# Data supplied
=======

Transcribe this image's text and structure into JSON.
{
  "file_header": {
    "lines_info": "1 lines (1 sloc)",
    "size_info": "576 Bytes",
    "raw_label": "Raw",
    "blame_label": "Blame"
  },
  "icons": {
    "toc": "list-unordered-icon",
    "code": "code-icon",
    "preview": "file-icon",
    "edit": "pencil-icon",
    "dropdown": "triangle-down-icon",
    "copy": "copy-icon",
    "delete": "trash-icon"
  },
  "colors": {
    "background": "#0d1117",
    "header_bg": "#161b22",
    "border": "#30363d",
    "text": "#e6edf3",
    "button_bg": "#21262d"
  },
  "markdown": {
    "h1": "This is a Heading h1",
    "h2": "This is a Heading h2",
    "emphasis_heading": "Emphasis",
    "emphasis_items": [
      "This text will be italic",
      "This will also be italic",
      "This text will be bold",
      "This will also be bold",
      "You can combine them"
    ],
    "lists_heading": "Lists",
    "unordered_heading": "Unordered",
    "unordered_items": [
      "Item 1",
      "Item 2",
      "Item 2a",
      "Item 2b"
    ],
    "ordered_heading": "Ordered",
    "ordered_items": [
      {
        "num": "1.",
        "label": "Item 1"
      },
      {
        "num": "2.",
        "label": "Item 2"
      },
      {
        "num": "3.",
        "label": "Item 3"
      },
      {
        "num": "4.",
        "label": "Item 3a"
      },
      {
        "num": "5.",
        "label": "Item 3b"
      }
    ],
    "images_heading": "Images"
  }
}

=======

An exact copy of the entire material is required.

# Answer box
Transcribe this image's text and structure into JSON.
{
  "file_header": {
    "lines_info": "1 lines (1 sloc)",
    "size_info": "576 Bytes",
    "raw_label": "Raw",
    "blame_label": "Blame"
  },
  "icons": {
    "toc": "list-unordered-icon",
    "code": "code-icon",
    "preview": "file-icon",
    "edit": "pencil-icon",
    "dropdown": "triangle-down-icon",
    "copy": "copy-icon",
    "delete": "trash-icon"
  },
  "colors": {
    "background": "#0d1117",
    "header_bg": "#161b22",
    "border": "#30363d",
    "text": "#e6edf3",
    "button_bg": "#21262d"
  },
  "markdown": {
    "h1": "This is a Heading h1",
    "h2": "This is a Heading h2",
    "emphasis_heading": "Emphasis",
    "emphasis_items": [
      "This text will be italic",
      "This will also be italic",
      "This text will be bold",
      "This will also be bold",
      "You can combine them"
    ],
    "lists_heading": "Lists",
    "unordered_heading": "Unordered",
    "unordered_items": [
      "Item 1",
      "Item 2",
      "Item 2a",
      "Item 2b"
    ],
    "ordered_heading": "Ordered",
    "ordered_items": [
      {
        "num": "1.",
        "label": "Item 1"
      },
      {
        "num": "2.",
        "label": "Item 2"
      },
      {
        "num": "3.",
        "label": "Item 3"
      },
      {
        "num": "4.",
        "label": "Item 3a"
      },
      {
        "num": "5.",
        "label": "Item 3b"
      }
    ],
    "images_heading": "Images"
  }
}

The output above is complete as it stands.